▶ GIVEN ENTRIES:
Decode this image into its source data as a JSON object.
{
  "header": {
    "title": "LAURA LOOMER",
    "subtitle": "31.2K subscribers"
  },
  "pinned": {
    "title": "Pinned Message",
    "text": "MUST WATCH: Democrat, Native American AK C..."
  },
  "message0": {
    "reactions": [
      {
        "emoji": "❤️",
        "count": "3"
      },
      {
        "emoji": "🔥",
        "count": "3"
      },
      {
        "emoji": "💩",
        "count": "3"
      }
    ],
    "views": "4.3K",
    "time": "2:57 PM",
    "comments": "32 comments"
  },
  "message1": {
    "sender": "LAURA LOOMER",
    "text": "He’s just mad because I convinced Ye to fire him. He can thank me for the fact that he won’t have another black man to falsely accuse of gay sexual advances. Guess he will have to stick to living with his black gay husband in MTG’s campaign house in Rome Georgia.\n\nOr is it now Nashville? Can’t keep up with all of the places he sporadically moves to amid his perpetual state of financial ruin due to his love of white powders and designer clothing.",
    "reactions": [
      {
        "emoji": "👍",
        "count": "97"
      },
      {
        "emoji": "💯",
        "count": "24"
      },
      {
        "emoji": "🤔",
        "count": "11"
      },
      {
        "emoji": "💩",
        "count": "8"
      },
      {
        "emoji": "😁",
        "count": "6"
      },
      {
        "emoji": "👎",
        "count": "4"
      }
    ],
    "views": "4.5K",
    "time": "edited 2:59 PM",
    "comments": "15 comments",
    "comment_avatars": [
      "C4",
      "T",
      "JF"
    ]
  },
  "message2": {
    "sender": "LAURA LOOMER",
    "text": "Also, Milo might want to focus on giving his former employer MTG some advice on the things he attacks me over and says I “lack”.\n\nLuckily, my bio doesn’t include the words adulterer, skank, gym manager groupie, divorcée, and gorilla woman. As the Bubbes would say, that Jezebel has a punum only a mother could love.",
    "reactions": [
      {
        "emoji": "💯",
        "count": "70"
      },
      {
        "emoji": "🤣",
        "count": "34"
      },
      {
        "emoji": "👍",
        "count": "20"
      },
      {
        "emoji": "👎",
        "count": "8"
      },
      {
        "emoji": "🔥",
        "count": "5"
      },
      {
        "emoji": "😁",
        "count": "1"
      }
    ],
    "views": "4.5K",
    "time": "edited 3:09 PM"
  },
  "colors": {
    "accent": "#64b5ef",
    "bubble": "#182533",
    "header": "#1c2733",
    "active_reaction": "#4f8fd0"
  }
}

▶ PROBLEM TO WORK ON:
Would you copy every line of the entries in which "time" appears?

▶ COMPLETED EXERCISE:
    "time": "2:57 PM",
    "time": "edited 2:59 PM",
    "time": "edited 3:09 PM"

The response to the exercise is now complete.